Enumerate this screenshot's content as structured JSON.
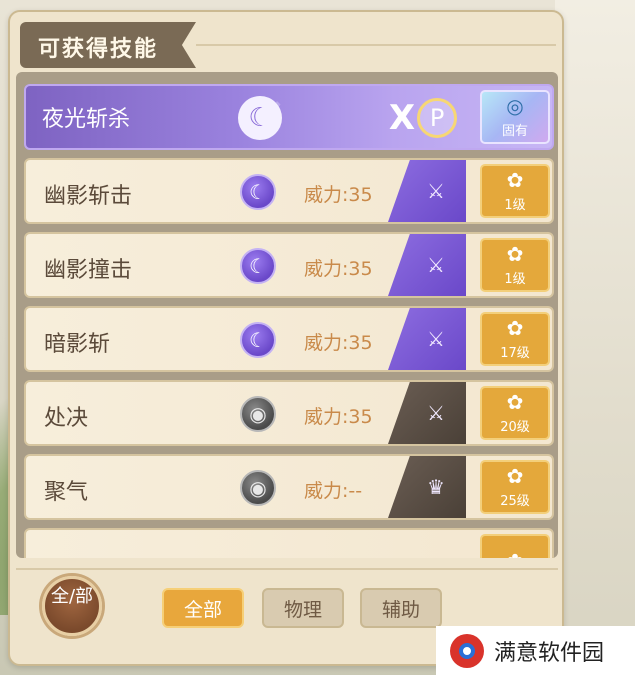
{
  "panel": {
    "title": "可获得技能"
  },
  "skills": [
    {
      "name": "夜光斩杀",
      "featured": true,
      "badge_label": "固有",
      "badge_icon": "swirl-icon"
    },
    {
      "name": "幽影斩击",
      "type_icon": "moon",
      "power": "威力:35",
      "tail": "purple",
      "tail_icon": "sword-icon",
      "level": "1级"
    },
    {
      "name": "幽影撞击",
      "type_icon": "moon",
      "power": "威力:35",
      "tail": "purple",
      "tail_icon": "sword-icon",
      "level": "1级"
    },
    {
      "name": "暗影斩",
      "type_icon": "moon",
      "power": "威力:35",
      "tail": "purple",
      "tail_icon": "sword-icon",
      "level": "17级"
    },
    {
      "name": "处决",
      "type_icon": "gray",
      "power": "威力:35",
      "tail": "dark",
      "tail_icon": "sword-icon",
      "level": "20级"
    },
    {
      "name": "聚气",
      "type_icon": "gray",
      "power": "威力:--",
      "tail": "dark",
      "tail_icon": "crown-icon",
      "level": "25级"
    }
  ],
  "filter": {
    "all_circle_label": "全/部",
    "tabs": [
      {
        "label": "全部",
        "active": true
      },
      {
        "label": "物理",
        "active": false
      },
      {
        "label": "辅助",
        "active": false
      }
    ]
  },
  "watermark": {
    "text": "满意软件园"
  },
  "colors": {
    "accent_orange": "#e8a73c",
    "purple": "#7e63c2",
    "power_text": "#c98a4a"
  }
}
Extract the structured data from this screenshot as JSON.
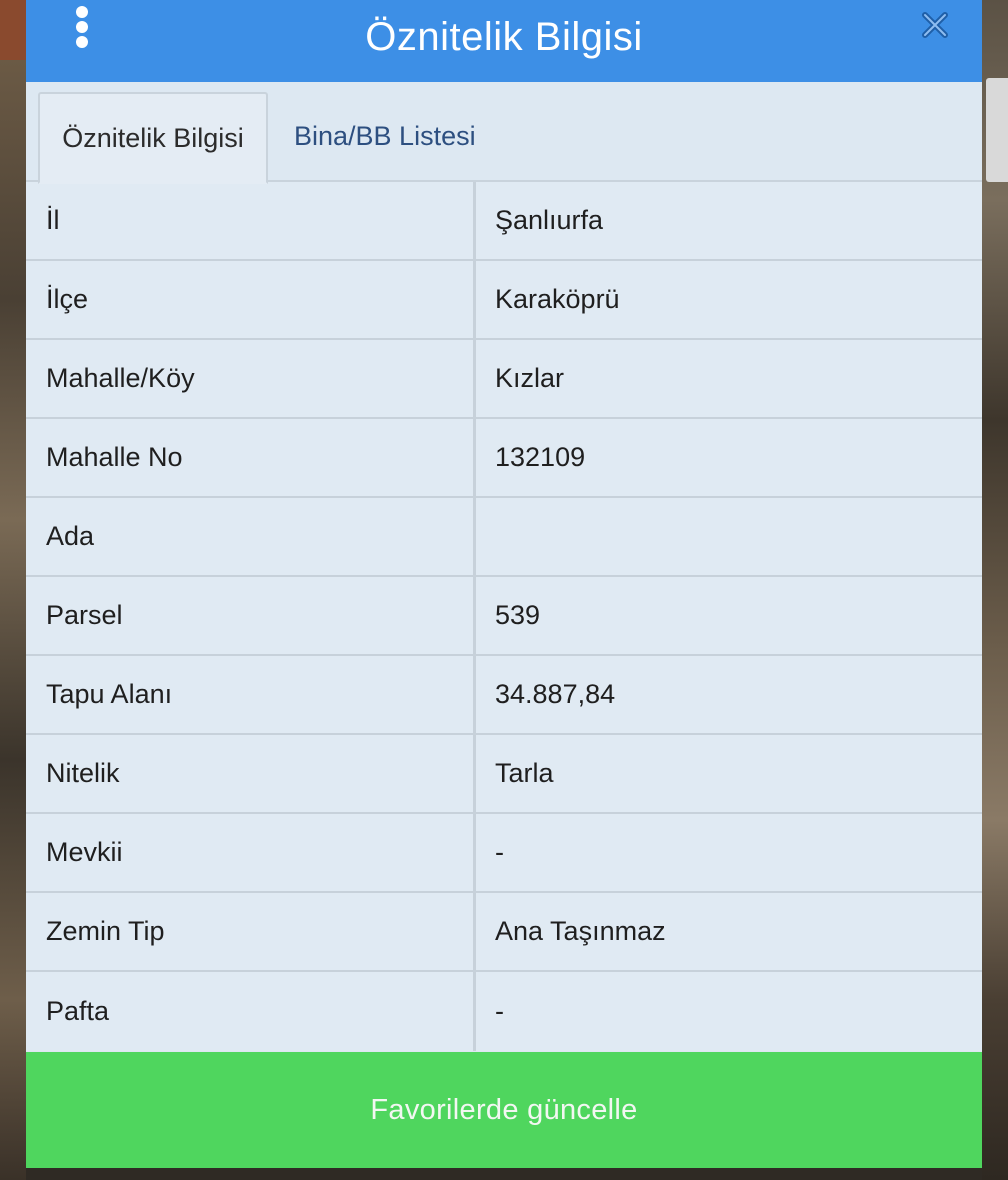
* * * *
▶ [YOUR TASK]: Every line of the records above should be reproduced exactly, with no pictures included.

▶ [ANSWER TO THIS EXERCISE]:
Enumerate this screenshot's content as structured JSON.
{
  "panel": {
    "title": "可获得技能"
  },
  "skills": [
    {
      "name": "夜光斩杀",
      "featured": true,
      "badge_label": "固有",
      "badge_icon": "swirl-icon"
    },
    {
      "name": "幽影斩击",
      "type_icon": "moon",
      "power": "威力:35",
      "tail": "purple",
      "tail_icon": "sword-icon",
      "level": "1级"
    },
    {
      "name": "幽影撞击",
      "type_icon": "moon",
      "power": "威力:35",
      "tail": "purple",
      "tail_icon": "sword-icon",
      "level": "1级"
    },
    {
      "name": "暗影斩",
      "type_icon": "moon",
      "power": "威力:35",
      "tail": "purple",
      "tail_icon": "sword-icon",
      "level": "17级"
    },
    {
      "name": "处决",
      "type_icon": "gray",
      "power": "威力:35",
      "tail": "dark",
      "tail_icon": "sword-icon",
      "level": "20级"
    },
    {
      "name": "聚气",
      "type_icon": "gray",
      "power": "威力:--",
      "tail": "dark",
      "tail_icon": "crown-icon",
      "level": "25级"
    }
  ],
  "filter": {
    "all_circle_label": "全/部",
    "tabs": [
      {
        "label": "全部",
        "active": true
      },
      {
        "label": "物理",
        "active": false
      },
      {
        "label": "辅助",
        "active": false
      }
    ]
  },
  "watermark": {
    "text": "满意软件园"
  },
  "colors": {
    "accent_orange": "#e8a73c",
    "purple": "#7e63c2",
    "power_text": "#c98a4a"
  }
}
Extract the structured data from this screenshot as JSON.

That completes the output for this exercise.